Players will recall that this is not the first time Asheron's Call 2 has sunsetted; Turbine originally closed it in 2003 due to poor reception but reopened it in 2012. Classic Asheron's Call has been in maintenance mode alongside its younger sibling since 2014.
Welp, didn't see this one coming.
Turbine has just announced that it's spinning off the Lord of the Rings Online and Dungeons & Dragons Online teams into a new studio called Standing Stone Games, which will use none other than Daybreak to publish around the world. Here's the whole thing:
Earlier this week, Daybreak told players it wanted to get back to time-limited events in DC Universe Online. "Events make logging in every day that much more special," the announcement quotes Jack "Jackster" Emmert, now ensconced as the Austin studio's CEO. "I know that I've got to complete that event before it ends!"
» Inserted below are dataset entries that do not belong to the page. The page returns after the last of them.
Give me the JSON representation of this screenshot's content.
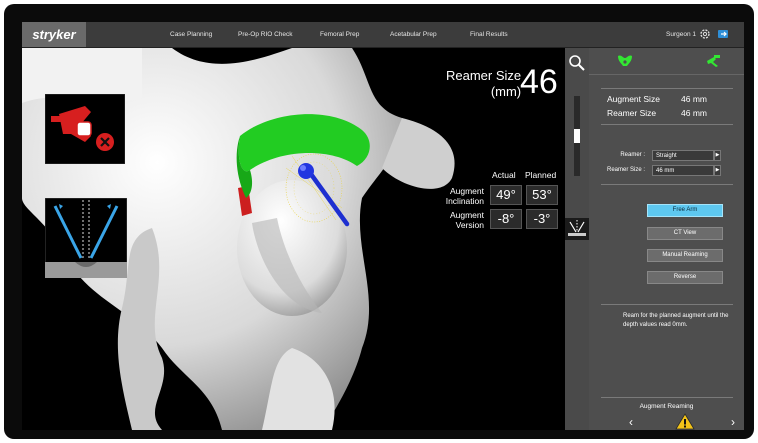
{
  "topbar": {
    "brand": "stryker",
    "nav": [
      "Case Planning",
      "Pre-Op RIO Check",
      "Femoral Prep",
      "Acetabular Prep",
      "Final Results"
    ],
    "user": "Surgeon 1",
    "icons": [
      "gear-icon",
      "exit-icon"
    ]
  },
  "viewport": {
    "reamer_size_label_1": "Reamer Size",
    "reamer_size_label_2": "(mm)",
    "reamer_size_value": "46",
    "col_actual": "Actual",
    "col_planned": "Planned",
    "rows": [
      {
        "label_1": "Augment",
        "label_2": "Inclination",
        "actual": "49°",
        "planned": "53°"
      },
      {
        "label_1": "Augment",
        "label_2": "Version",
        "actual": "-8°",
        "planned": "-3°"
      }
    ],
    "colors": {
      "green": "#22cc22",
      "blue": "#1d2fd0",
      "red": "#cc1f1f",
      "yellow": "#e8d23c"
    }
  },
  "strip": {
    "icons": [
      "zoom-icon",
      "reamer-view-icon"
    ],
    "scroll_fraction": 0.5
  },
  "panel": {
    "augment_size_label": "Augment Size",
    "augment_size_value": "46 mm",
    "reamer_size_label": "Reamer Size",
    "reamer_size_value": "46 mm",
    "reamer_select_label": "Reamer :",
    "reamer_select_value": "Straight",
    "reamer_size_select_label": "Reamer Size :",
    "reamer_size_select_value": "46 mm",
    "buttons": [
      "Free Arm",
      "CT View",
      "Manual Reaming",
      "Reverse"
    ],
    "active_button": "Free Arm",
    "instruction": "Ream for the planned augment until the depth values read 0mm.",
    "footer_title": "Augment Reaming",
    "accent": "#5ec8f0"
  }
}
While the specific event Daybreak is cooking up actually sounds fairly fleshed out and nice -- a new zone, new quests, and a raid -- I start to fidget at the idea that the content will be time-limited or temporary. Sure, I understand why studios would want to funnel players to a central but dynamic content stream and get us all to pony up. But exploiting players' "fear of missing out" -- FOMO -- seems like a crappy way to design game content for the long-term, and it bugs me. Am I alone?
That's the topic I've posed to our writers for this week's Massively Overthinking. How do you feel about time-limited events in MMORPGs? Are they a waste of resources or a necessary evil? Who does them right, and who does them wrong?
Eleven years ago this week, the New Game Enhancements patch descended on Star Wars Galaxies, forever changing the trajectory of the game, SOE, and maybe even sandbox MMORPGs in general by completely uprooting the character development process of the MMO and gutting beloved professions, not to mention breaking essential pieces of the game's crafting economy. The ensuing fallout caused a mass-exodus from the game, tarnished gamer trust in SOE, and guaranteed that we'd still be talking about it more than a decade later. And though I've long argued that the game that sunsetted in 2011 was as far removed from the NGE as the NGE was from the game that launched in 2003, I'm first in line to declare that the NGE implemented in 2005 was an unmitigated disaster.
For this edition of Massively Overthinking, I don't want to talk about Star Wars Galaxies' NGE. I want to talk about all the other NGEs in MMORPG history -- all those other massive patches and updates and expansions that shattered or altered an MMO so fundamentally that gamers never looked at it the same way again and indeed considered it irreparably ruined. What's the most brutal NGE (that wasn't that NGE) that you can think of? That's the question I posed to our writers this week.